┌──

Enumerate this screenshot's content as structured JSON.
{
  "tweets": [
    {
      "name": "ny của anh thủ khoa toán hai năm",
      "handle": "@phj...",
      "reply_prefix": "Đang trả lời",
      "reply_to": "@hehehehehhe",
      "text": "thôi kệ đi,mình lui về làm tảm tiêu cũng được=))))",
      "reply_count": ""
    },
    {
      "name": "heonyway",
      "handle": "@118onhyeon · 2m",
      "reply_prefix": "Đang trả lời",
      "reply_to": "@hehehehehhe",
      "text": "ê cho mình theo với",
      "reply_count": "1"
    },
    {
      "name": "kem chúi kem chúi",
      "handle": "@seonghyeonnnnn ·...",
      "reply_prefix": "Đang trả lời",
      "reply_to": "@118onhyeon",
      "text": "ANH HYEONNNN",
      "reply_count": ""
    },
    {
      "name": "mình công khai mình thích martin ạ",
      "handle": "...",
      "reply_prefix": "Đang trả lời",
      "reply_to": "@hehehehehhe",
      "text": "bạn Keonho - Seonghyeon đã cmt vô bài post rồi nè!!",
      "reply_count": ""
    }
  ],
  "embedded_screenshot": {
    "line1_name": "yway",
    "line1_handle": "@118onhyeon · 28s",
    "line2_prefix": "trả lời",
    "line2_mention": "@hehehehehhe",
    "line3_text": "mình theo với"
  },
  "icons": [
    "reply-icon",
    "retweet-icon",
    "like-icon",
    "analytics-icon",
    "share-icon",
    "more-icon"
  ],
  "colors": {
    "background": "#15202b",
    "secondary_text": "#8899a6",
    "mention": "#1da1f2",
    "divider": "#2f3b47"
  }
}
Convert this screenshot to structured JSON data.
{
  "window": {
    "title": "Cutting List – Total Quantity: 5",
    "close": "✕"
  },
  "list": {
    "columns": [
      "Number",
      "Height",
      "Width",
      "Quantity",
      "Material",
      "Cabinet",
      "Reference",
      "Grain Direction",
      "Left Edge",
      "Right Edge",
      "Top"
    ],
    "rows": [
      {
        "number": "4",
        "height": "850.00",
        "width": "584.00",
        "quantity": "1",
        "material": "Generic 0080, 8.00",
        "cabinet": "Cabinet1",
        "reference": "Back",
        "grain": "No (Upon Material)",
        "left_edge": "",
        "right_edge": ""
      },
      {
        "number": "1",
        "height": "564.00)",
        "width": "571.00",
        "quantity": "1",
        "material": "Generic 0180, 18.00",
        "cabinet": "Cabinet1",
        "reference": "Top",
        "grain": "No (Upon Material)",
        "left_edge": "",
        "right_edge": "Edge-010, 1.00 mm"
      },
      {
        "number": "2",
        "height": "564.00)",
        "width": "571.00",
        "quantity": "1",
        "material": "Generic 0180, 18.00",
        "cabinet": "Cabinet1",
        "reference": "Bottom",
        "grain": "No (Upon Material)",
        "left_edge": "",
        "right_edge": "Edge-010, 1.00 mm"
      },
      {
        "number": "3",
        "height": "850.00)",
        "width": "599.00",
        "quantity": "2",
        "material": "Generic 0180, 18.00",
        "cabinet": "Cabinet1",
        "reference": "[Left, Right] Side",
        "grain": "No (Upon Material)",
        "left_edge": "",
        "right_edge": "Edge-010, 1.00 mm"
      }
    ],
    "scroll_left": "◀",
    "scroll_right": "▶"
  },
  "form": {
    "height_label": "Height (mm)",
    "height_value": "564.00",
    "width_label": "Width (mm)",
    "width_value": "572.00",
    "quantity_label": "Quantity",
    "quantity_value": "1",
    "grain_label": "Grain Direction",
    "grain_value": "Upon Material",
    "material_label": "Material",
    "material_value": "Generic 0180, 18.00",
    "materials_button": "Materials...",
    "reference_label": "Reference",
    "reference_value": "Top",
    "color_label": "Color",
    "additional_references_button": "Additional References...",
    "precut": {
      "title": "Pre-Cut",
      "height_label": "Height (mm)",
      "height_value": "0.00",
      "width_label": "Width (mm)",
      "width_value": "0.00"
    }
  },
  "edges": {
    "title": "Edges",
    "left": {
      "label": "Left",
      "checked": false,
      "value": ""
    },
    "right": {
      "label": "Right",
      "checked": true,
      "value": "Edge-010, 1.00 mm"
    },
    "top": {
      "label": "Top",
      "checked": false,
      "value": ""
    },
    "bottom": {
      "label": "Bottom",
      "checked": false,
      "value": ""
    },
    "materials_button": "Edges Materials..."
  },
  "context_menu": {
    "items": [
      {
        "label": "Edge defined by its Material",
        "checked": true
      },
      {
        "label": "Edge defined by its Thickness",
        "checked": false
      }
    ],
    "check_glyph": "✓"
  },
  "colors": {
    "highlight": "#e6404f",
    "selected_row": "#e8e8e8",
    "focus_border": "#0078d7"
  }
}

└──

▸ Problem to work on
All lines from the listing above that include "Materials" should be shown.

▸ Your response
    "materials_button": "Materials...",
    "materials_button": "Edges Materials..."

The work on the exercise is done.